About WIC’s role in preventing early childhood caries
The goals of child participation in WIC are to guide children along a path toward positive health outcomes and to ensure that they are ready for kindergarten. Children between the […]
Abstract Background: Participation in the Special Supplemental Nutrition Program for Women, Infants and Children (WIC) has been associated with lower risk of stillbirth. We hypothesized that such an association would […]
Abstract Objective: In this study, we sought to determine technology acceptance of a mobile application (app) to facilitate healthy behaviors as perceived by English- and Spanish-speaking participants of the Supplemental […]
Abstract Background: The Special Supplemental Nutrition Program for Women, Infants, and Children (WIC) program is an important intervention for prevention and treatment of obesity and food insecurity, but participation has […]
An official list of approved WIC formulas from the Nevada Division of Public and Behavioral Health.
An official list of approved WIC foods from the Nevada Division of Public and Behavioral Health.
This study found that combining point-of-purchase data with state data on the WIC Program was a feasible method to assess behavior changes in WIC participants. The major obstacle to using these data as a practical method of evaluating WIC participants; food-purchasing behaviors was the recruitment of enough stores to allow the inclusion of a representative sample of WIC participants.

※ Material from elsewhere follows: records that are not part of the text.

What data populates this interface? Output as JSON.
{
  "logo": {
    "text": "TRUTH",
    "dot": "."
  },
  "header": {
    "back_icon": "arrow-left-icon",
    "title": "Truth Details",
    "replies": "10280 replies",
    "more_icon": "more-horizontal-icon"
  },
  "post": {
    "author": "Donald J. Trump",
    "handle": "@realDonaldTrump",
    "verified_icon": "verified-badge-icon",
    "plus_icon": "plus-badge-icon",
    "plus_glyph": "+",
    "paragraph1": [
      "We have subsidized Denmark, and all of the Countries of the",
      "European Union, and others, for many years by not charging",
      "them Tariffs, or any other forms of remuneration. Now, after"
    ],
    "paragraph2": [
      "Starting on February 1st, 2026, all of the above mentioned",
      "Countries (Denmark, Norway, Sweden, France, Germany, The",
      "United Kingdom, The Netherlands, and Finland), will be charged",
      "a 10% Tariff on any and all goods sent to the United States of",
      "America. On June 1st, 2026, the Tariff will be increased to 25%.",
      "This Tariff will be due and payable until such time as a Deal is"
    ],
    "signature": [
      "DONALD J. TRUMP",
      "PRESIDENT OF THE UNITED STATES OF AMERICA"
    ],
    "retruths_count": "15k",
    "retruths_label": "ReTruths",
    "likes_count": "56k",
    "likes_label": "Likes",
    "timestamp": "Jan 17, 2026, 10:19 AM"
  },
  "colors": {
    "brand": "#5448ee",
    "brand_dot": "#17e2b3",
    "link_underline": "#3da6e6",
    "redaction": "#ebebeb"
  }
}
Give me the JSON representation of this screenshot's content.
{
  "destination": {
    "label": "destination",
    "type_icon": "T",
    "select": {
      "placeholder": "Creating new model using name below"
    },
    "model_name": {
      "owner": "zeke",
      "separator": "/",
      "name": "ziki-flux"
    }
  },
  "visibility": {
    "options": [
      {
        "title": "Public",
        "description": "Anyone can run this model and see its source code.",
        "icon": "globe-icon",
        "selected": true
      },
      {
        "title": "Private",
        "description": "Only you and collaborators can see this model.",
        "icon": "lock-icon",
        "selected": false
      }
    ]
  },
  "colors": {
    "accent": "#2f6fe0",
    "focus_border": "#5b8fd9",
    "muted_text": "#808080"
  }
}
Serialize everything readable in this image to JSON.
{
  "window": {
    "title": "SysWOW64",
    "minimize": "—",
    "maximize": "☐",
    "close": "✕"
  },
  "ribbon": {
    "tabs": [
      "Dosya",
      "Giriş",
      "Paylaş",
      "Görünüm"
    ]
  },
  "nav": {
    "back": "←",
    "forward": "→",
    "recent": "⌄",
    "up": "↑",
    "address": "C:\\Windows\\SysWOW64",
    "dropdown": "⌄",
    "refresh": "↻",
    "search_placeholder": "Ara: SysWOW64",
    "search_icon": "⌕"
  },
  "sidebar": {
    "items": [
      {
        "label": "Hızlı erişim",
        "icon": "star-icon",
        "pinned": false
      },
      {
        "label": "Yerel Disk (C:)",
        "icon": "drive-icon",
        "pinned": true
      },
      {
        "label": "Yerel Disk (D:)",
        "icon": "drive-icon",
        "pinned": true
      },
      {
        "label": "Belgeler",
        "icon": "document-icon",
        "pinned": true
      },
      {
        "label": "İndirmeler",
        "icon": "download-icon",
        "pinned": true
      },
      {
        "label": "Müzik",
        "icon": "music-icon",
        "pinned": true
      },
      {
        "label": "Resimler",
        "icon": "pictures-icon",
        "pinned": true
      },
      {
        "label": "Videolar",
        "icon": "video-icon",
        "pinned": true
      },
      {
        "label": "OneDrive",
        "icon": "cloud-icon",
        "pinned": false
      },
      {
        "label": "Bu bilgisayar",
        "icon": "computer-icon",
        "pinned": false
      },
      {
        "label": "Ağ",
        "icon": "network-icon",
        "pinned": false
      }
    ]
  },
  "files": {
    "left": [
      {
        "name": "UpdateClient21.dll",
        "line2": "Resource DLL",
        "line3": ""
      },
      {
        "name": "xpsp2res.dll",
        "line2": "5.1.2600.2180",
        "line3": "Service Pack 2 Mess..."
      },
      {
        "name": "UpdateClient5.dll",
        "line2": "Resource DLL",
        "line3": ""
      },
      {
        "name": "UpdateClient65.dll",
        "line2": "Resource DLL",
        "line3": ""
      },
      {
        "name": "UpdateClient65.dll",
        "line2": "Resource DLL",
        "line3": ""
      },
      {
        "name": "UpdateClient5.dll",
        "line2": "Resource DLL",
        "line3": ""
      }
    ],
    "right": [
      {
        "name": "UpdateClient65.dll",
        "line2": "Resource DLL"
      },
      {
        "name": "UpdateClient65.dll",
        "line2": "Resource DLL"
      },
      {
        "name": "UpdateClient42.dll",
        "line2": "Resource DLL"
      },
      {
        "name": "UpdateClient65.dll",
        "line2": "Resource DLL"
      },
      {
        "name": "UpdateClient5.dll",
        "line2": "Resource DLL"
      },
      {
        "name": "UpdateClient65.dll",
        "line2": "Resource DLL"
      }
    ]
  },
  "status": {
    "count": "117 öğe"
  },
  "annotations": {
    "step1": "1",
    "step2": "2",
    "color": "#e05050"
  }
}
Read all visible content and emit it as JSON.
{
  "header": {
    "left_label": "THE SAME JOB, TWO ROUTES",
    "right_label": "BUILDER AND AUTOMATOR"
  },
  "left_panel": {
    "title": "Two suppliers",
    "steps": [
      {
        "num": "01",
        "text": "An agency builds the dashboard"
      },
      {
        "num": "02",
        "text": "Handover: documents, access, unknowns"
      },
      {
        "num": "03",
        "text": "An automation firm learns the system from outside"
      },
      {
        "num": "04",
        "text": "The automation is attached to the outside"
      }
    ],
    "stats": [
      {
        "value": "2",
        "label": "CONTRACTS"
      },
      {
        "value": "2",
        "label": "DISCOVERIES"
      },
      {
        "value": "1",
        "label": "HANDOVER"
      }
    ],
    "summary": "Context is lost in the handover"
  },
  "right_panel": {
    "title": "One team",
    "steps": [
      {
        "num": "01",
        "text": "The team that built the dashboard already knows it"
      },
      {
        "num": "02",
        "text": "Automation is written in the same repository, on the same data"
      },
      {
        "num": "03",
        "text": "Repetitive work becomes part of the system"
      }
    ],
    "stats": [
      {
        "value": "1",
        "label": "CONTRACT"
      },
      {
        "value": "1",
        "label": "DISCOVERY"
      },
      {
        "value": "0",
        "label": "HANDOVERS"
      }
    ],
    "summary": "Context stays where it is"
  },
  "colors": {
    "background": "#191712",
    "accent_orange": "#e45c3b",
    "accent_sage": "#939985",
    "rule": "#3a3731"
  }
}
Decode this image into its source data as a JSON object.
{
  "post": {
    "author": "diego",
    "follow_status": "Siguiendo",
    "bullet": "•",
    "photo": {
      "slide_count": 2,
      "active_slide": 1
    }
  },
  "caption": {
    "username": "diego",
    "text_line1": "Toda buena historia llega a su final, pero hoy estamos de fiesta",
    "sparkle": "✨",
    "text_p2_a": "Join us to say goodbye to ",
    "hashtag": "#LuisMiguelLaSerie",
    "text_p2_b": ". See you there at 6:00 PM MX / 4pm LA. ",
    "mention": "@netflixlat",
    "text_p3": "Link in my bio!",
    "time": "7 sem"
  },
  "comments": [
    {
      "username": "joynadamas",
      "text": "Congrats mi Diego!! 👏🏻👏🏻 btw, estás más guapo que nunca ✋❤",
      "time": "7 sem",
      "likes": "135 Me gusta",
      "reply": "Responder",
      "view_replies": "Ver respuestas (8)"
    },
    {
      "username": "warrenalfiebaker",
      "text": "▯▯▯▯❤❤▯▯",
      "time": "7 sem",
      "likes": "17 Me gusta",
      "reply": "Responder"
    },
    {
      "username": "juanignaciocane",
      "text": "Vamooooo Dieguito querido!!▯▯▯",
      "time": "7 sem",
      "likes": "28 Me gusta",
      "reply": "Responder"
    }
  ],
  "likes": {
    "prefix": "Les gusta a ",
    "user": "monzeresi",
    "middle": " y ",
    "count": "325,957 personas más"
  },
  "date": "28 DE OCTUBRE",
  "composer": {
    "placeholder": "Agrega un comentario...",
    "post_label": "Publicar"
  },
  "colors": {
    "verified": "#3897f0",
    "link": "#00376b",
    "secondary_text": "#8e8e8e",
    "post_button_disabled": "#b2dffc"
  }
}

The researchers identified the barriers to and motivators of behavior change for WIC families. Barriers included lack of parenting skills, lack of knowledge, unhealthy social environments, lack of time, and lack of social or financial support. The motivators included feelings of responsibility, concern for child health and development, and positive social support. Facilitated discussions, support groups, cooking classes, and a WIC website were participants; preferred methods of nutrition education.